What I need more of in my life — and I suspect we all do — is to see life-changing events that reveal the power of the cross and the resurrection. And Christians need to share the biblical understanding of it and the stories that show that power in people’s lives. I have been seeing lots of this lately.

On Sunday, I saw a link on Twitter about the true message of Easter. So I clicked the link and was pleasantly surprised to see an opinion column in the Orange County Register newspaper accompanied by a clever cartoon that spoke tremendous truth in such a simple way. I admire Mark Landsbaum for having the courage to publish such a piece. And I admire the newspaper for having the courage to allow one of their own to have the freedom to write what was on his mind and heart.

Click the link in the tweet below and read.

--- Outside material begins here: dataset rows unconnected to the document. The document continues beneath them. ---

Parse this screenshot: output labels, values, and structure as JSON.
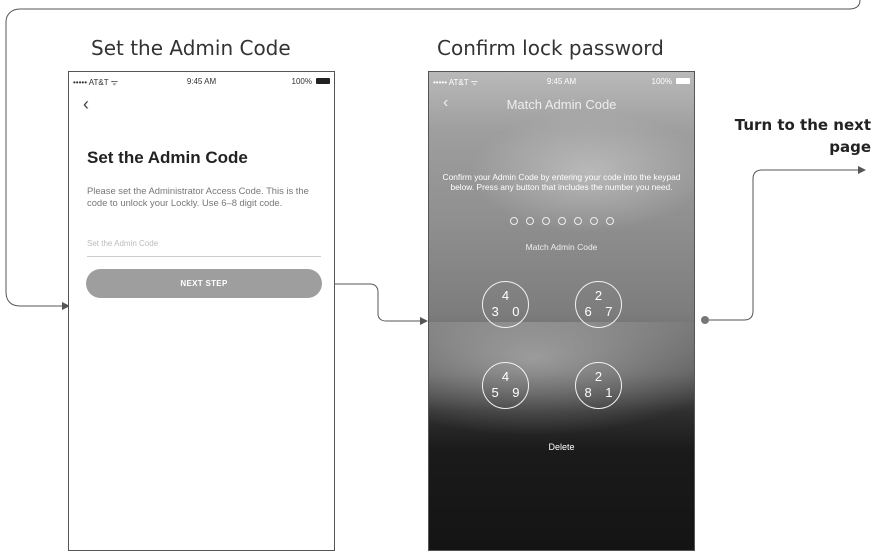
{
  "labels": {
    "left_title": "Set the Admin Code",
    "right_title": "Confirm lock password",
    "note": "Turn to the next page"
  },
  "colors": {
    "flow_line": "#555555",
    "button_gray": "#9e9e9e"
  },
  "phone1": {
    "status": {
      "carrier": "••••• AT&T ᯤ",
      "time": "9:45 AM",
      "battery": "100%"
    },
    "back_icon": "chevron-left-icon",
    "heading": "Set the Admin Code",
    "description": "Please set the Administrator Access Code. This is the code to unlock your Lockly. Use 6–8 digit code.",
    "input_placeholder": "Set the Admin Code",
    "button": "NEXT STEP"
  },
  "phone2": {
    "status": {
      "carrier": "••••• AT&T ᯤ",
      "time": "9:45 AM",
      "battery": "100%"
    },
    "back_icon": "chevron-left-icon",
    "title": "Match Admin Code",
    "description": "Confirm your Admin Code by entering your code into the keypad below. Press any button that includes the number you need.",
    "code_dots": 7,
    "subtitle": "Match Admin Code",
    "keys": [
      {
        "top": "4",
        "bottom": "3 0"
      },
      {
        "top": "2",
        "bottom": "6 7"
      },
      {
        "top": "4",
        "bottom": "5 9"
      },
      {
        "top": "2",
        "bottom": "8 1"
      }
    ],
    "delete": "Delete"
  }
}
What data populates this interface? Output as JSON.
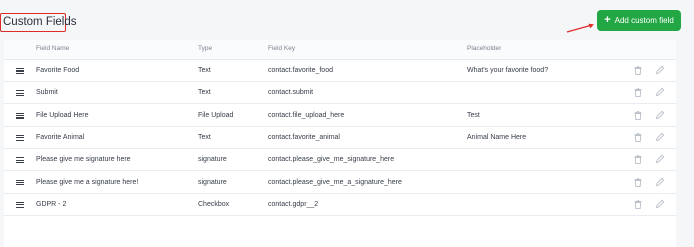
{
  "header": {
    "title": "Custom Fields",
    "add_button_label": "Add custom field",
    "add_button_icon": "plus-icon"
  },
  "colors": {
    "accent_green": "#22a744",
    "highlight_red": "#e02a2a"
  },
  "table": {
    "columns": [
      "Field Name",
      "Type",
      "Field Key",
      "Placeholder"
    ],
    "rows": [
      {
        "name": "Favorite Food",
        "type": "Text",
        "key": "contact.favorite_food",
        "placeholder": "What's your favorite food?"
      },
      {
        "name": "Submit",
        "type": "Text",
        "key": "contact.submit",
        "placeholder": ""
      },
      {
        "name": "File Upload Here",
        "type": "File Upload",
        "key": "contact.file_upload_here",
        "placeholder": "Test"
      },
      {
        "name": "Favorite Animal",
        "type": "Text",
        "key": "contact.favorite_animal",
        "placeholder": "Animal Name Here"
      },
      {
        "name": "Please give me signature here",
        "type": "signature",
        "key": "contact.please_give_me_signature_here",
        "placeholder": ""
      },
      {
        "name": "Please give me a signature here!",
        "type": "signature",
        "key": "contact.please_give_me_a_signature_here",
        "placeholder": ""
      },
      {
        "name": "GDPR - 2",
        "type": "Checkbox",
        "key": "contact.gdpr__2",
        "placeholder": ""
      }
    ]
  }
}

My recent trip to the bush of Kenya showed me and my friends the power that Christ’s resurrection can have in any life. Christians have an appreciation for that power, but to sit on dusty benches in a half-bulit church on the other side of the world and see a broken man make Jesus the Lord of his life is distinctly profound. All of us who were there see Jesus just a little differently. At least I do. He increased my faith and my trust in Him that day. As my good friend Brian Hanson says in the video below, these are things you only read about.

 

Brian Hanson Kenya Story (2016-03-20) from Grace Baptist Ch, Cedarville OH on Vimeo.

I was grateful to hear Brian’s story because he added details that I left out of my blog account, which you can read at the link below.

My prayer is that this experience will continue an upward trajectory of abiding in Christ more deeply, and that I will meditate on what it means for him to be the vine and for me to be a branch. Heard a great message on that in chapel Wednesday.

Telling these true redemption stories is needed. People connect to stories. That’s why Jesus told so many of them. There are great storytellers in the world, but more need to be told. Encouraging my students to do so is a developing passion I have. I am also developing a passion for wanting to do the same. I pray that I can return to Kenya sooner than I can imagine right now. There are stories in the bush that need to be shared like the one I am sharing here. And this story isn’t over. My prayer is that I will be able to tell the next chapter in this story and others like it to a wider audience if that’s in God’s plan for my life. If not, I pray someone else does.

And a belated Happy Easter.

Establishing connections in Kenya

Jet lag lingers this week, but I remain excited over the spring-break trip I just took to Kenya with two friends from Grace Baptist Church in Cedarville.

Dustin Hughes, an attorney in Springfield, has been going on ministry trips to Kenya for many years and has built strong relationships with churches and a law school in Eldoret. Brian Hanson, who serves as a chaplain to the Columbus Blue Jackets, the Central State football team, the Ohio statehouse and more, joined us on the trip and was able to share the gospel in some places most people don’t know exist. We had fantastic fellowship together and with many of the Kenyans we were there to serve and to work alongside.

One of my goals is to establish relationships abroad with journalism and communication programs. In Nairobi, I visited Daystar University, a Christian school, and Multimdedia University, a state-run school. I had great exploratory meetings with both schools, and both schools invited me lecture in a class. I greatly enjoyed those opportunities. I have much to discuss with my department colleagues and see where these conversations and ideas might lead. My hope is to develop study abroad opportunities for Cedarville students. And if African students can spend a semester here, that would be great too.

I also blogged during our trip. We called the site Ujumbe Kenya. Ujumbe can translate to mission in Swahili. If you’d like to read about our trip and the mighty things God did on our trip into the bush, click here.